2. Rope (Alfred Hitchcock, 1948)


“Good and evil, right and wrong were invented for the ordinary average man, the inferior man, because he needs them,” says Brandon, one of the two murderers in Hitchcock’s terrific movie, sustaining that his intellectual and physical superiority permits him to commit a murder, because “nobody commits a murder just for the experiment of committing it. Nobody except us”. Brandon is the joining link between Chris Wilton, the protagonist of “Match Point”, and Raskolnikov, the main character of “Crime And Punishment”.

“Rope” is, effectively, on this list, the movie that was most influenced by Dostoevsky’s most famous novel. If “Match Point” was the movie in which the Dostoevskian atmosphere was most palpable and evident, “Rope” transforms the major twists and reflections of “Crime And Punishment” into an incredibly mean satire about the upper-class world that, in addition,

Hitchcock turns into an extremely tense thriller, also thanks to the astonishing camera work. The only true difference between the movie and the novel is the motive that leads to the murder. In the book, just as it was already said, the murder is lived as a moral duty; in the film it is just an exercise, something done just to see what is happening and to confirm Brandon’s theory that superior men can and should kill.

This leads us back to “Crime And Punishment” and to Dostoevsky; Raskolnikov thinks he is better than the people around him; and killing those under him is justified and understandable. Brandon says the same, but he is just trying to legitimize his crime and he is trod by someone who, just theoretically, thinks the same things Brandon has the courage to admit.


1. Taxi Driver (Martin Scorsese, 1976)


“I am a sick man… I am a spiteful man. I am an unpleasant man. I think my liver is diseased. However, I don’t know beans about my disease, and I am not sure what is bothering me. […] My liver is bad, well then let it get even worse!” This is part of the incipit of Dostoevsky’s “Notes From The Underground”, in which the anonymous protagonist presents himself.

He observes the world from a metaphorical underground, in which he buried himself alone, hating everything and, at the same time, hating himself more because of this. He is not a child of a primitive society, he studied, he works, he could change his life, yet also when the occasion is literally in front of him in the form of a prostitute, he consciously destroys it, feeling good while doing it, reaching the limit of his abjection and unloading his frustration on a more unsuitable (and undefended) person.

Paul Schrader, the famous screenwriter of “Taxi Driver”, was obviously inspired by this short novel while he was creating the iconic character of Travis Bickle. The analogies are evident. In Schrader’s re-writing, the Vietnam War is also important.
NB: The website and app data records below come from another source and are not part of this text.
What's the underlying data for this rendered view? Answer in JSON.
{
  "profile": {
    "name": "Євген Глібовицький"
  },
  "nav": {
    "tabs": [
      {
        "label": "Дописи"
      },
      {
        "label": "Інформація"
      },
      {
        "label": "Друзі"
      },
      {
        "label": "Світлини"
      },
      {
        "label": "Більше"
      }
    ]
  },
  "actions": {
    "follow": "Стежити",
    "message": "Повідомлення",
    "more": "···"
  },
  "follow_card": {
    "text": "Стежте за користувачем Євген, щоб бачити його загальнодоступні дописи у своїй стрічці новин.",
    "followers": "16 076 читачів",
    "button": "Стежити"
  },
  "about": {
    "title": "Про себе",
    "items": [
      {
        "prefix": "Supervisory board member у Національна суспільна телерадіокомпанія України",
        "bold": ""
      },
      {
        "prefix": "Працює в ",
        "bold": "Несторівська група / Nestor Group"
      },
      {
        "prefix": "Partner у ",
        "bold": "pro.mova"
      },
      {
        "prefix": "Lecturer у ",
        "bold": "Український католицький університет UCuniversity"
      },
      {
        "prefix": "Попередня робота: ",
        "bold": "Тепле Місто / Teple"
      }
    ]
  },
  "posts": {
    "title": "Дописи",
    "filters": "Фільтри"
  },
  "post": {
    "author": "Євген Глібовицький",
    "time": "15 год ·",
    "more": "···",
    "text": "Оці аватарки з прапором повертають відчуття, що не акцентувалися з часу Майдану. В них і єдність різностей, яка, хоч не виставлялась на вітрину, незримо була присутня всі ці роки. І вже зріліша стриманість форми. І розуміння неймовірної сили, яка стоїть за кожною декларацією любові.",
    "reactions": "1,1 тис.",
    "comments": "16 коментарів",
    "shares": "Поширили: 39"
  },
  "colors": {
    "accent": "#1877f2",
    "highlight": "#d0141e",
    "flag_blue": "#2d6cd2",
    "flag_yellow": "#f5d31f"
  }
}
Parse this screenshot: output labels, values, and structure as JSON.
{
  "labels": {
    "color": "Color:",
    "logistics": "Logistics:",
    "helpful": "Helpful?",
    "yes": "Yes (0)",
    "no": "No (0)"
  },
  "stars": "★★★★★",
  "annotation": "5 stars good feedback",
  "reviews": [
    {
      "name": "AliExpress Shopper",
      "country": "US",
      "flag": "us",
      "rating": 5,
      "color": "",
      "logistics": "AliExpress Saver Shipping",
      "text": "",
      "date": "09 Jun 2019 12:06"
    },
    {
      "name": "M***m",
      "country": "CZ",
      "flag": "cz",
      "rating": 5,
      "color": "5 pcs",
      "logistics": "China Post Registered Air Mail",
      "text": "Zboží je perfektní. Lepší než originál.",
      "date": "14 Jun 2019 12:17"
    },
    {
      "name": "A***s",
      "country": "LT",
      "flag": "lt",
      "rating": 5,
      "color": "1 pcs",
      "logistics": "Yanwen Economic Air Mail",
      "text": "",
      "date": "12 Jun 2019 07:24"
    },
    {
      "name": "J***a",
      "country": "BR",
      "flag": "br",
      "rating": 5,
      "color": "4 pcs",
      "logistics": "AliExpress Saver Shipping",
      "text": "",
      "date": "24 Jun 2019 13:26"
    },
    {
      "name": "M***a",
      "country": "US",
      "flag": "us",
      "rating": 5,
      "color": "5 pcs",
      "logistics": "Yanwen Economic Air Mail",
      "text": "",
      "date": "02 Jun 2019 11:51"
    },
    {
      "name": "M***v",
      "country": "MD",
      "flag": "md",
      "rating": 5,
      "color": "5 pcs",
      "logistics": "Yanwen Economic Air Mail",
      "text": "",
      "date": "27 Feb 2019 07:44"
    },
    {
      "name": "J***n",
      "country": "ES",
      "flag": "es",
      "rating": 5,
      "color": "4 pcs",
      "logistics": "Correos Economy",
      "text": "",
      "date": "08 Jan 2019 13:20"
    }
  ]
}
Travis is a reject of a society that used him as cannon fodder, and now all that remains is for him to look at the Big Apple that surrounds him from his taxi, by night, when all the rotten parts of humanity can be left unleashed.

Martin Scorsese brilliantly expresses this confusion and lack of aim in just one, perfect choice of direction; Travis is talking on a public phone, but the camera does a little movement to the right, cutting Robert De Niro out of the frame and leaving it empty, until the phone call is over and Travis walks away, but he is relegated to the extreme left side of the shot and we are able to see just his shoulders.

Unlike the narrator of “Notes From The Underground”, Travis tries to enter the society and, in the end, he ironically succeeds, trying to help Jodie Foster, concluding the first kind impulse that the Dostoevskian anti-hero had while seeing Liza, the prostitute, for the first time. The consequences are extremely sick and realistic, and it is an undisputed masterpiece.

Author Bio: Pietro Mauri lives and studies in Milan, Italy. He collaborates with some Italian movie websites. He writes about cinema because he says, paraphrasing Ingmar Bergman “Cinema is a need, like eating, drinking or sleeping, and every cell in my body is completely imbued with it”.